-- EXERCISE REQUIREMENTS --
The full set of entries, reproduced exactly, is the expected answer.

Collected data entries
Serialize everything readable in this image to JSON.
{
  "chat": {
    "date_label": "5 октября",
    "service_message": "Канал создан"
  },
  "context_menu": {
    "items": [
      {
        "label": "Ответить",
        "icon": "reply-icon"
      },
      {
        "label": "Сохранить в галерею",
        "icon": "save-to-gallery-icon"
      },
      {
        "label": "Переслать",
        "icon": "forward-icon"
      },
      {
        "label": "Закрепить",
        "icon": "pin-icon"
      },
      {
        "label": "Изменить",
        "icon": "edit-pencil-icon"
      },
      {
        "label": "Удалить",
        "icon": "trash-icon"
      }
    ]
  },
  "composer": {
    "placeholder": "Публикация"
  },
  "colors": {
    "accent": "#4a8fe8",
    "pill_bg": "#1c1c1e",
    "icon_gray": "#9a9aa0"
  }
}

-- SOLUTION TO THIS TASK --
Serialize everything readable in this image to JSON.
{
  "chat": {
    "date_label": "5 октября",
    "service_message": "Канал создан"
  },
  "context_menu": {
    "items": [
      {
        "label": "Ответить",
        "icon": "reply-icon"
      },
      {
        "label": "Сохранить в галерею",
        "icon": "save-to-gallery-icon"
      },
      {
        "label": "Переслать",
        "icon": "forward-icon"
      },
      {
        "label": "Закрепить",
        "icon": "pin-icon"
      },
      {
        "label": "Изменить",
        "icon": "edit-pencil-icon"
      },
      {
        "label": "Удалить",
        "icon": "trash-icon"
      }
    ]
  },
  "composer": {
    "placeholder": "Публикация"
  },
  "colors": {
    "accent": "#4a8fe8",
    "pill_bg": "#1c1c1e",
    "icon_gray": "#9a9aa0"
  }
}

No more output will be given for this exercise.